Could you be a DIY musician in today’s industry?
DIY musicians have stormed the music industry in recent years. Experts speaking to Rolling Stone estimated that self-published artists generated $643 million worldwide in 2018, stealing market share directly from record label titans.
After several decades of sitting on the fringes of the industry, DIY has seen a resurgence thanks to platforms like Bandcamp, YouTube, Spotify and Pandora, which offer musicians a way to upload and distribute their music directly to fans.
Before you quit your day job to become a full-time DIY musician, find out which musicians have found success with the method, how they’ve done it, and what you’ll need to know if you’re going to make it big.
Doing DIY right: best-in-class artists in action

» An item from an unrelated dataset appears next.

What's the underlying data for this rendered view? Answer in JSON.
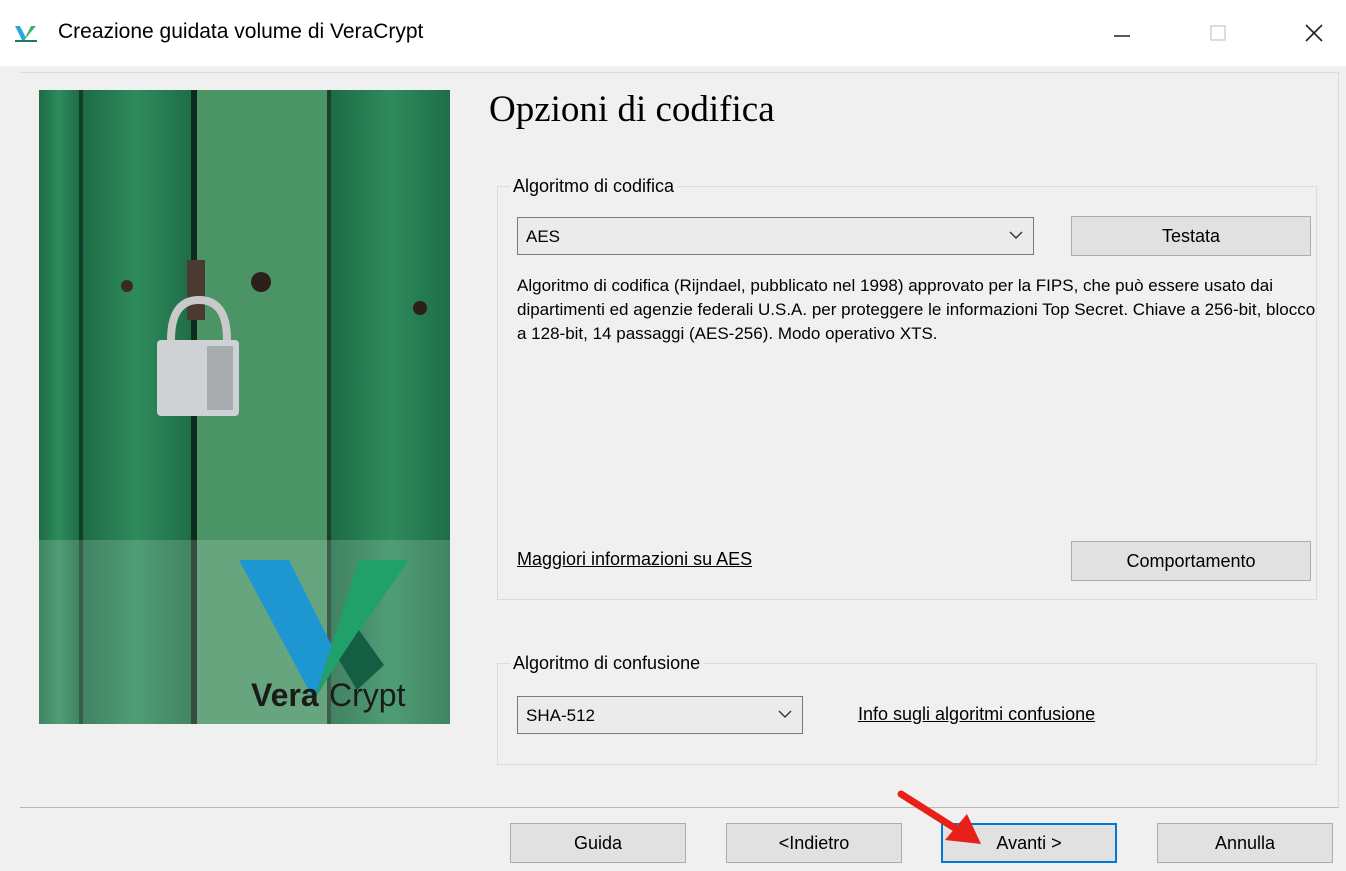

The Buzzcocks were the first successful DIY pioneers. Their Spiral Scratch EP was released in 1977 on their own record label (New Hormones). They advertised it in punk zines and relied on mail orders and sales from independent retailers in London, cleverly circumventing the record industry and inspiring other successful DIY artists like The Raincoats to take the same initiative.
Contemporary musicians like FKA twigs, Tyler, the Creator and Starstorm Digital’s founder, Kai (Esprit D’Air), have since used the DIY ethic to successfully gain international exposure, award wins and critical acclaim for their music.
During the COVID-19 pandemic, Bring Me the Horizon channelled the DIY ethos to record, produce and release their single Parasite Eve. Although they aren’t a DIY band, they by-passed traditional methods and used what they had to create their new single under quarantine.
What does DIY mean in a modern music industry?
The DIY approach to music production and distribution can be effective if you take the time to cover off all the bases. Here are some key areas to consider…
Digital marketing and advertising skills
You don’t need a business degree to market your music effectively, but you do need a basic understanding of how to put your product in front of your target listener and how to pitch it in a way that’s attractive to them. You’ll need to manage advertising campaigns which hit the sites, apps and platforms your listeners are using, without wasting a penny of your budget. It’s not easy!
If you’re serious about learning marketing yourself, you can take industry-specific courses on websites like Skillshare to make sure you’re maximising every touchpoint and every sales opportunity.
Social media management
Social media management is important for PR and promotion, as well as connecting with your fanbase…but only if you do it properly. Many bands make the mistake of only using social media when they have something to promote, but true engagement starts when you blend promotional posts with personal content and fan engagement.
You should also pay close attention to artists who have gained traction with Twitch, TikTok, YouTube and Vevo — is yours the kind of audience who might respond well to this? If so, how would you approach it?
Professional website, email address and merch store
In the modern DIY scene, digital presence is everything. Although your social media accounts and streaming platforms are the most high-traffic sites in this instance, your website is still important — it acts as a booking funnel and a storefront for your merch.
If you can’t afford to put money down for a professional website, you should seriously consider using an easy website builder. A custom domain name, professional photography, business email address and a secure payment gateway are all non-negotiables. Don’t forget to optimise your website before you launch it, so you can maximise the number of visitors it gets (and get more people listening in the process!).
Using LinkedIn to build professional relationships
When you choose to go it alone, LinkedIn can become one of your greatest tools. You never know when you may need to call in a favour or find a trusted expert! A savvy DIY musician will connect with professionals in all industries and knows when to leverage their contacts to achieve their goals. Don’t be shy about sending a connection request!
Copywriter, blogger, author and general menace.